A former Marine and Middle Tennessee University state freshman was granted immediate eligibility to play football after his story made national news.
Steven Rhodes served the United States for five years, but his dream of playing college football was initially denied because of what he did during that service.
"I thought it would be like an advantage. It didn't turn out that way," he said.
For the last five years, Rhodes has worn the uniform of a United States Marine. During that time, Rhodes joined a recreational football league on base.
"About two years ago my dream of getting into the NFL was reignited, so I just tried to do everything I could to get to that goal," he said.
That determination led him to MTSU. But not long after he put on number 49, his path to a dream was suddenly blocked by the National Collegiate Athletic Association.
"Initially they said he couldn't play this year and he would lose two years of eligibility because of those 12 games he played were over the course of two years," said Rick Stockstill, MTSU head football coach.

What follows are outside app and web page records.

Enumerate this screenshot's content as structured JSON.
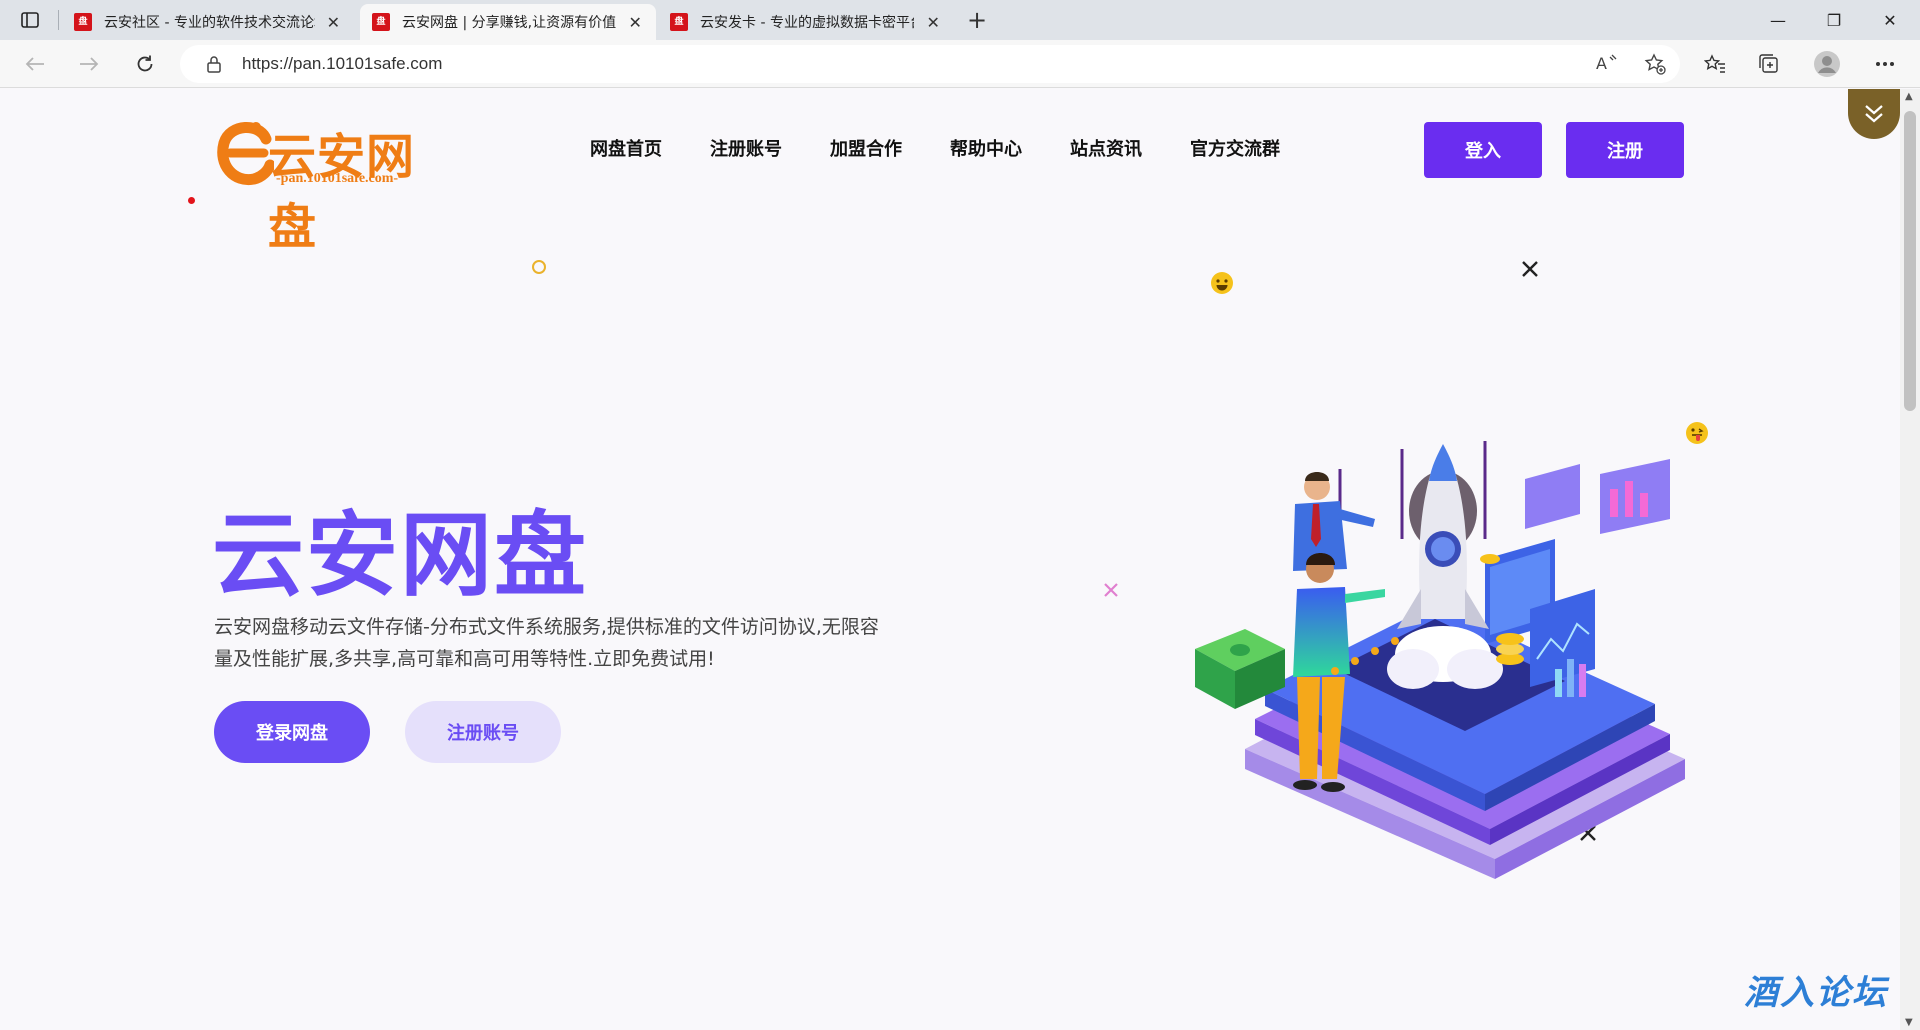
{
  "browser": {
    "tabs": [
      {
        "title": "云安社区 - 专业的软件技术交流论坛",
        "active": false
      },
      {
        "title": "云安网盘 | 分享赚钱,让资源有价值",
        "active": true
      },
      {
        "title": "云安发卡 - 专业的虚拟数据卡密平台",
        "active": false
      }
    ],
    "address": "https://pan.10101safe.com",
    "window_controls": {
      "minimize": "—",
      "restore": "❐",
      "close": "✕"
    },
    "new_tab": "+"
  },
  "site": {
    "logo_text": "云安网盘",
    "logo_subtitle": "-pan.10101safe.com-",
    "nav": [
      "网盘首页",
      "注册账号",
      "加盟合作",
      "帮助中心",
      "站点资讯",
      "官方交流群"
    ],
    "login_button": "登入",
    "register_button": "注册"
  },
  "hero": {
    "title": "云安网盘",
    "description": "云安网盘移动云文件存储-分布式文件系统服务,提供标准的文件访问协议,无限容量及性能扩展,多共享,高可靠和高可用等特性.立即免费试用!",
    "primary_button": "登录网盘",
    "secondary_button": "注册账号"
  },
  "watermark": "酒入论坛",
  "colors": {
    "accent": "#6a4df4",
    "button_purple": "#6a2df0",
    "logo_orange": "#ef7d15"
  }
}
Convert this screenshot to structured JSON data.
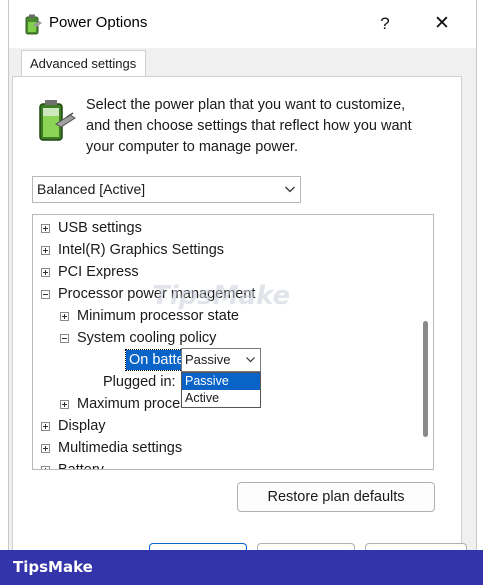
{
  "window": {
    "title": "Power Options",
    "help_label": "?",
    "close_label": "✕"
  },
  "tab": {
    "label": "Advanced settings"
  },
  "intro": {
    "line1": "Select the power plan that you want to customize,",
    "line2": "and then choose settings that reflect how you want",
    "line3": "your computer to manage power."
  },
  "plan_select": {
    "value": "Balanced [Active]"
  },
  "tree": {
    "items": [
      {
        "label": "USB settings",
        "expander": "+"
      },
      {
        "label": "Intel(R) Graphics Settings",
        "expander": "+"
      },
      {
        "label": "PCI Express",
        "expander": "+"
      },
      {
        "label": "Processor power management",
        "expander": "-"
      },
      {
        "label": "Minimum processor state",
        "expander": "+"
      },
      {
        "label": "System cooling policy",
        "expander": "-"
      },
      {
        "label": "On battery:",
        "expander": ""
      },
      {
        "label": "Plugged in:",
        "expander": ""
      },
      {
        "label": "Maximum processor state",
        "expander": "+"
      },
      {
        "label": "Display",
        "expander": "+"
      },
      {
        "label": "Multimedia settings",
        "expander": "+"
      },
      {
        "label": "Battery",
        "expander": "+"
      }
    ]
  },
  "on_battery": {
    "value": "Passive",
    "options": [
      "Passive",
      "Active"
    ],
    "selected_option": "Passive"
  },
  "restore_button": {
    "label": "Restore plan defaults"
  },
  "footer": {
    "brand": "TipsMake"
  },
  "watermark": {
    "text": "TipsMake"
  },
  "colors": {
    "accent": "#0a64c8",
    "footer_band": "#3333aa",
    "dialog_bg": "#f0f0f0"
  }
}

By NCAA standards, Rhodes' play at the Marine base actually counted as organized competition because there were game officials, team uniforms, and a score was kept.

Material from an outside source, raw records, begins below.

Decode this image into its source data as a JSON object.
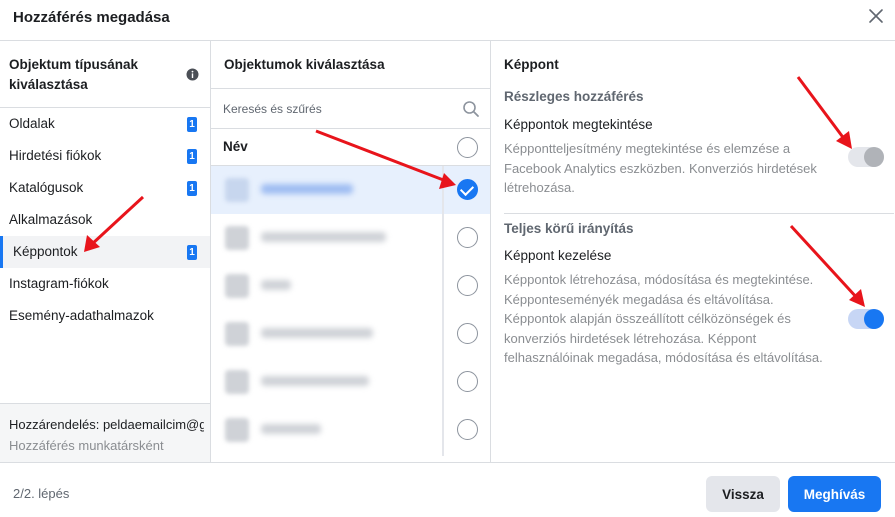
{
  "dialog": {
    "title": "Hozzáférés megadása"
  },
  "object_types": {
    "heading": "Objektum típusának kiválasztása",
    "items": [
      {
        "label": "Oldalak",
        "badge": "1"
      },
      {
        "label": "Hirdetési fiókok",
        "badge": "1"
      },
      {
        "label": "Katalógusok",
        "badge": "1"
      },
      {
        "label": "Alkalmazások",
        "badge": ""
      },
      {
        "label": "Képpontok",
        "badge": "1"
      },
      {
        "label": "Instagram-fiókok",
        "badge": ""
      },
      {
        "label": "Esemény-adathalmazok",
        "badge": ""
      }
    ],
    "selected_index": 4,
    "assignment": "Hozzárendelés: peldaemailcim@gmail.com",
    "assignment_role": "Hozzáférés munkatársként"
  },
  "objects": {
    "heading": "Objektumok kiválasztása",
    "search_placeholder": "Keresés és szűrés",
    "name_header": "Név",
    "selected_index": 0
  },
  "permissions": {
    "heading": "Képpont",
    "partial": {
      "section": "Részleges hozzáférés",
      "title": "Képpontok megtekintése",
      "desc": "Képpontteljesítmény megtekintése és elemzése a Facebook Analytics eszközben. Konverziós hirdetések létrehozása.",
      "enabled": false
    },
    "full": {
      "section": "Teljes körű irányítás",
      "title": "Képpont kezelése",
      "desc": "Képpontok létrehozása, módosítása és megtekintése. Képponteseményék megadása és eltávolítása. Képpontok alapján összeállított célközönségek és konverziós hirdetések létrehozása. Képpont felhasználóinak megadása, módosítása és eltávolítása.",
      "enabled": true
    }
  },
  "footer": {
    "step": "2/2. lépés",
    "back_label": "Vissza",
    "invite_label": "Meghívás"
  },
  "colors": {
    "accent": "#1877f2",
    "arrow": "#e8141b"
  }
}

"I could understand the NCAA's point if he accepted money, if he was on TV and all that kind of stuff. but he's a young man that's served our country," said Stockstill.
The university appealed the NCAA's ruling and got back some of Rhodes' eligibility.
But after his story made national headlines, the NCAA acted quickly - granting him immediate eligibility so he'll be able to play this season.